Art Trembanis is a professor of oceanographer at the University of Delaware where he develops and utilizes advanced autonomous systems to map and explore oceans and lakes around the world filling in blank spots on the map. For more than 20 years he has specialized in the use and development of advanced technologies for seafloor mapping particularly AUVs (autonomous underwater vehicles) and geophysical sensors used to map and locate shipwrecks and aircraft wreckage. He is a fellow of the Explorers Club and has led seafloor mapping expeditions in locations around the world utilizing . Exploration projects have included discoveries of ancient shipwrecks to modern aircraft and studies of seafloor scour and object detection. He is the Deputy Director for the Center for Autonomous and Robotic systems and co-founder of the Robotic Discovery Laboratory.

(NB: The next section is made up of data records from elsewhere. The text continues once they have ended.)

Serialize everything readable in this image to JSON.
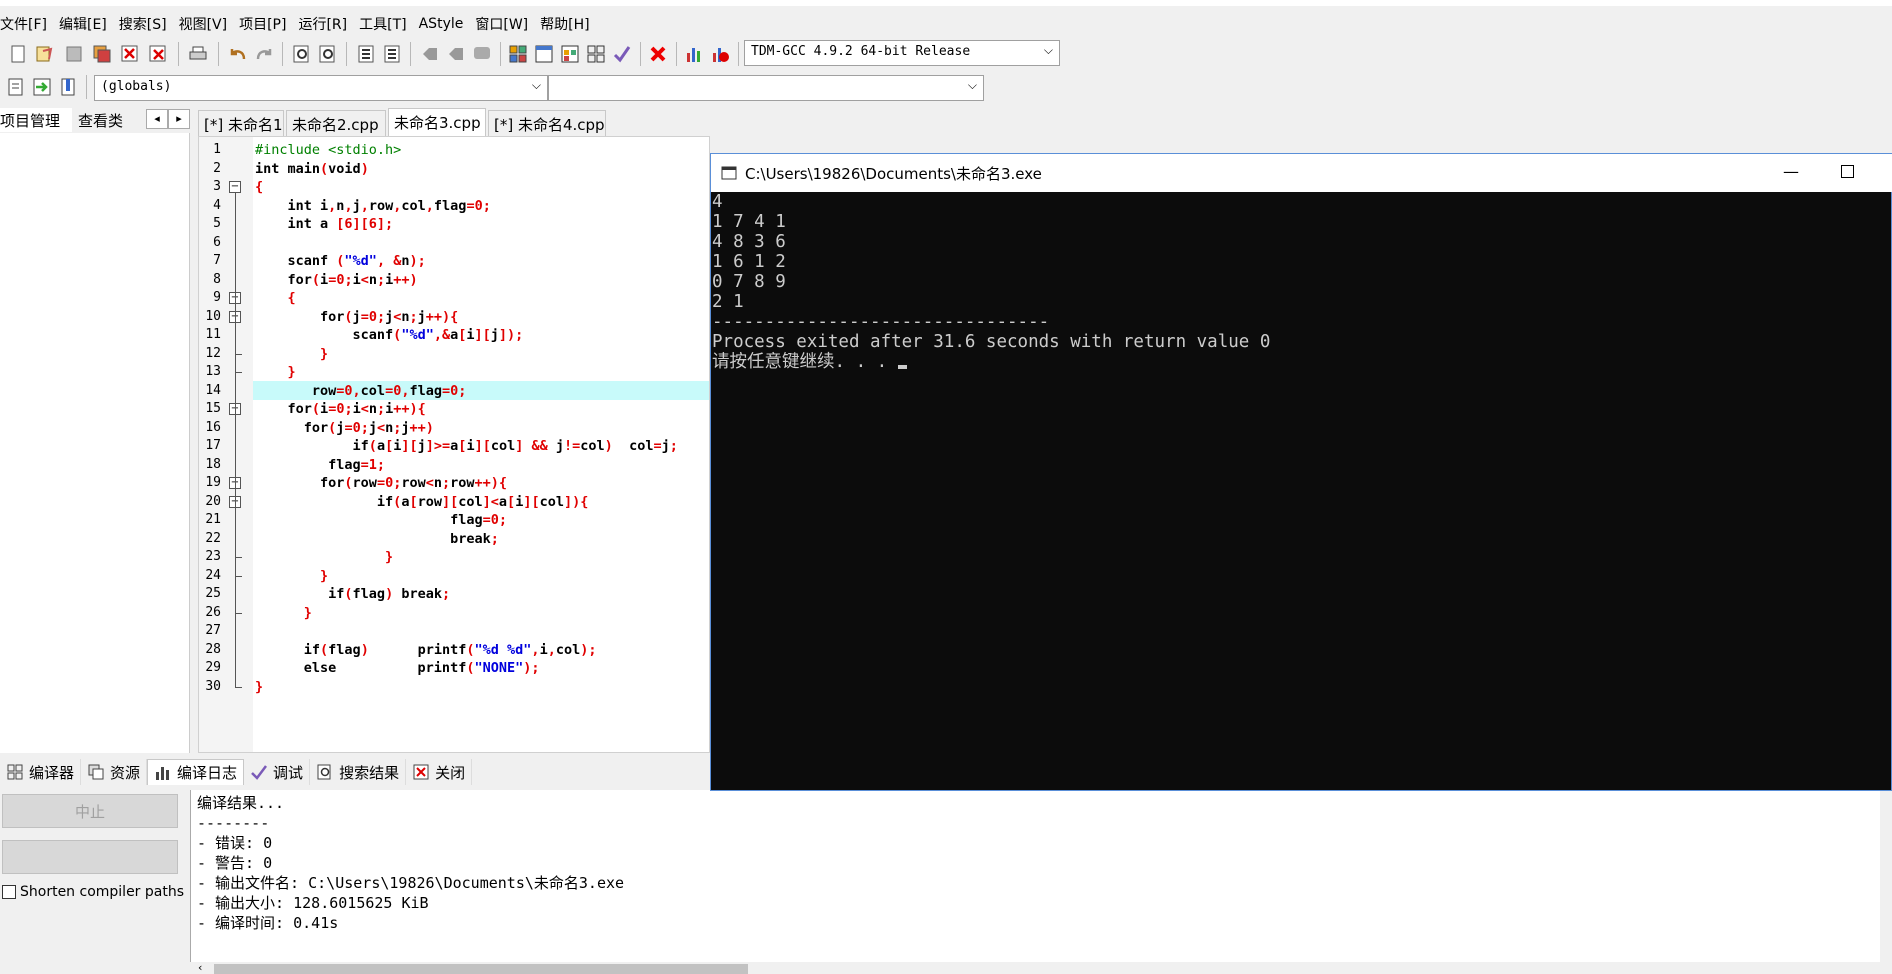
{
  "menu": [
    "文件[F]",
    "编辑[E]",
    "搜索[S]",
    "视图[V]",
    "项目[P]",
    "运行[R]",
    "工具[T]",
    "AStyle",
    "窗口[W]",
    "帮助[H]"
  ],
  "toolbar": {
    "compiler_select": "TDM-GCC 4.9.2 64-bit Release",
    "globals_select": "(globals)",
    "func_select": ""
  },
  "left_tabs": {
    "project": "项目管理",
    "classes": "查看类"
  },
  "file_tabs": [
    "[*] 未命名1",
    "未命名2.cpp",
    "未命名3.cpp",
    "[*] 未命名4.cpp"
  ],
  "active_file_tab": 2,
  "editor": {
    "line_numbers": [
      "1",
      "2",
      "3",
      "4",
      "5",
      "6",
      "7",
      "8",
      "9",
      "10",
      "11",
      "12",
      "13",
      "14",
      "15",
      "16",
      "17",
      "18",
      "19",
      "20",
      "21",
      "22",
      "23",
      "24",
      "25",
      "26",
      "27",
      "28",
      "29",
      "30"
    ],
    "highlighted_line": 14
  },
  "bottom_tabs": [
    "编译器",
    "资源",
    "编译日志",
    "调试",
    "搜索结果",
    "关闭"
  ],
  "bottom_left": {
    "abort_button": "中止",
    "shorten_label": "Shorten compiler paths"
  },
  "compile_log": [
    "编译结果...",
    "--------",
    "- 错误: 0",
    "- 警告: 0",
    "- 输出文件名: C:\\Users\\19826\\Documents\\未命名3.exe",
    "- 输出大小: 128.6015625 KiB",
    "- 编译时间: 0.41s"
  ],
  "console": {
    "title": "C:\\Users\\19826\\Documents\\未命名3.exe",
    "lines": [
      "4",
      "1 7 4 1",
      "4 8 3 6",
      "1 6 1 2",
      "0 7 8 9",
      "2 1",
      "--------------------------------",
      "Process exited after 31.6 seconds with return value 0",
      "请按任意键继续. . . "
    ]
  }
}
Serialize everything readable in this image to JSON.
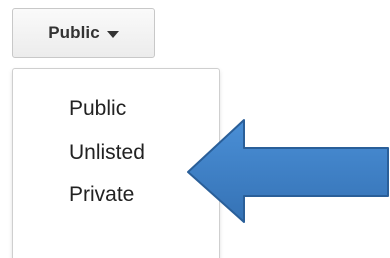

Professor, Plant and Soil Sciences
biogeosciences, ecosystem ecology, environmental networks, climate change, environmental data science
Rodrigo Vargas is a Professor in the Department of Plant and Soil Sciences at UD. He has developed an active interdisciplinary and internationally recognized research program focused on advancing carbon cycle science. He studies soil-plant-atmosphere interactions to understand and quantify the response of ecosystems to management, extreme events (e.g., hurricanes), and global environmental change. Dr. Vargas applies a wide range of data analytics, time series analysis, and machine learning approaches to understand carbon dynamics across different spatial and temporal scales. He believes that information should be transferable, as well as easily searchable, shareable, and applicable in decision-making across different scientific domains and stakeholders. He completed his PhD at UC-Riverside and a postdoc at UC-Berkeley.
Chair, DSI Faculty Council
Co-Chair, Research Working Group
Professor, Computer & Information Sciences
Founding Director, Data Science Institute
Computational Biology and Bioinformatics Data Science: Protein Informatics, Biological Text Mining and and Natural Language Processing, Ontology and Semantic Computing, Gene-Disease-Drug Knowledge Network Analytics, Artificial Neural Networks and Machine Learning, Cyberinfrastructure
Mary A. S. Lighthipe Chair Professor, School of Marine Science and Policy
Director, Center for Remote Sensing, University of Delaware,
Ocean Remote Sensing, Climate Change, AI, Deep Learning, Remote Sensing Big Data, Coastal and Physical Oceanography
Xiao-Hai Yan, Director of the Center for Remote Sensing at University of Delaware (UD), has been appointed the Mary A. S. Lighthipe Chair Professor in 2004. Since he joined the UD faculty in 1990, Yan has pioneered the use of satellites in tracking a wide range of ocean and coastal phenomena, from El Niño to oil spills. In 1992, Yan was the first scientist to show that satellite images, in addition to actual temperatures of the sea surface, could be used to precisely determine the size and location of the Western Pacific Warm Pool, a body of water the size of Africa, spanning the equator from the western Pacific to the Indian Ocean. It holds the warmest seawater in the world. Fluctuations in the warm pool’s temperature have been linked to the onset of El Niño and other large-scale climate events. Yan’s results were published by Science magazine, as well as a range of U.S. and international news media, and have since become a classic reference in climate studies. Y